Just why Tyson needs a license to box anywhere, and just why boxing needs to be so regulated, are questions worth asking in light of this. After all, if Tyson had announced that he was going to write poetry or an advice book giving dating tips, as appalling as that would be, no state officials could stop him, no matter where he decided to do this. So why should demagogic pols have the right to veto a boxing match? As long as people are willing to pay to watch, and as long as Lennox Lewis is willing to step in the ring, it’s absurd that what some bureaucrat thinks should make a difference.

Lennox Lewis is really the only one who matters. And for a massive payday, he’s willing to risk going a few rounds with the Sweet Science’s Hannibal Lecter.

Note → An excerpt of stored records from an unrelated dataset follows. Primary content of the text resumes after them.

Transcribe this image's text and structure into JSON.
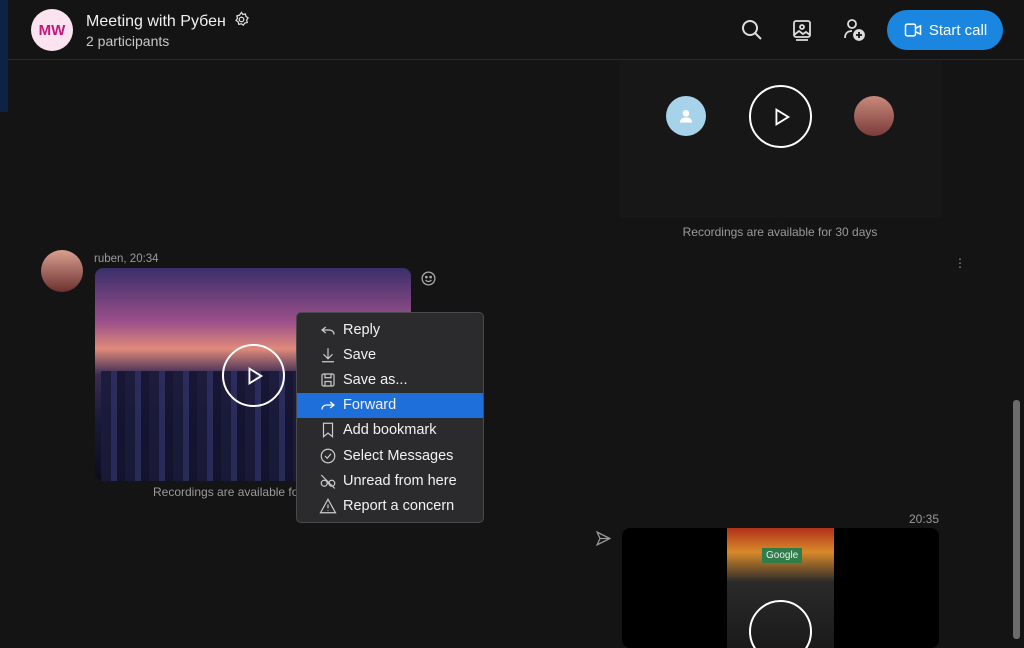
{
  "header": {
    "avatar_initials": "MW",
    "title": "Meeting with Рубен",
    "subtitle": "2 participants",
    "start_call_label": "Start call",
    "icons": [
      "settings-icon",
      "search-icon",
      "gallery-icon",
      "add-participant-icon",
      "video-call-icon"
    ],
    "accent": "#1a86e0"
  },
  "messages": [
    {
      "type": "call-recording",
      "note": "Recordings are available for 30 days"
    },
    {
      "sender": "ruben",
      "meta": "ruben, 20:34",
      "type": "video",
      "note": "Recordings are available for 30 days"
    },
    {
      "type": "video",
      "time": "20:35",
      "thumb_text": "Google"
    }
  ],
  "context_menu": {
    "items": [
      {
        "label": "Reply",
        "icon": "reply-icon"
      },
      {
        "label": "Save",
        "icon": "download-icon"
      },
      {
        "label": "Save as...",
        "icon": "save-icon"
      },
      {
        "label": "Forward",
        "icon": "forward-icon",
        "selected": true
      },
      {
        "label": "Add bookmark",
        "icon": "bookmark-icon"
      },
      {
        "label": "Select Messages",
        "icon": "check-circle-icon"
      },
      {
        "label": "Unread from here",
        "icon": "unread-icon"
      },
      {
        "label": "Report a concern",
        "icon": "warning-icon"
      }
    ]
  }
}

Don’t get me wrong. I’m not excusing Tyson. I don’t like him. And he probably belongs in jail. But he’s not auditioning to be a babysitter. He’s just interested in getting in a ring and seeing if (as is more than likely) Lewis can knock his block off.

Oddly, it’s not up to the people who would be involved — Lewis, Tyson, and the general public. The tolltakers in the various state capitals have legislated for themselves the right to a say. And that’s exactly what they are exercising. As a consequence, Tyson and Lewis are searching far and wide for a venue. Nigeria and the Philippines are the most recently named international candidates, while Washington, D.C. (still high on its love affair with crack-smoking former mayor Marion Barry), is mentioned as a domestic possibility.

All of this has reduced Mike Tyson to the pathetic status of the Shah or Baby Doc Duvalier or any other despot who is no longer welcome in familiar haunts and must search the world for a place to go. Which is why my money on where the fight will take place is on the one haven that usually welcomes these types, no questions asked: France. Bon jour, Michel et Lennox!

Sign Up to receive Our Latest Updates! Register

Notice to Readers: The American Spectator and Spectator World are marks used by independent publishing companies that are not affiliated in any way. If you are looking for The Spectator World please click on the following link: https://thespectator.com/world.

Be a Free Market Loving Patriot. Subscribe Today!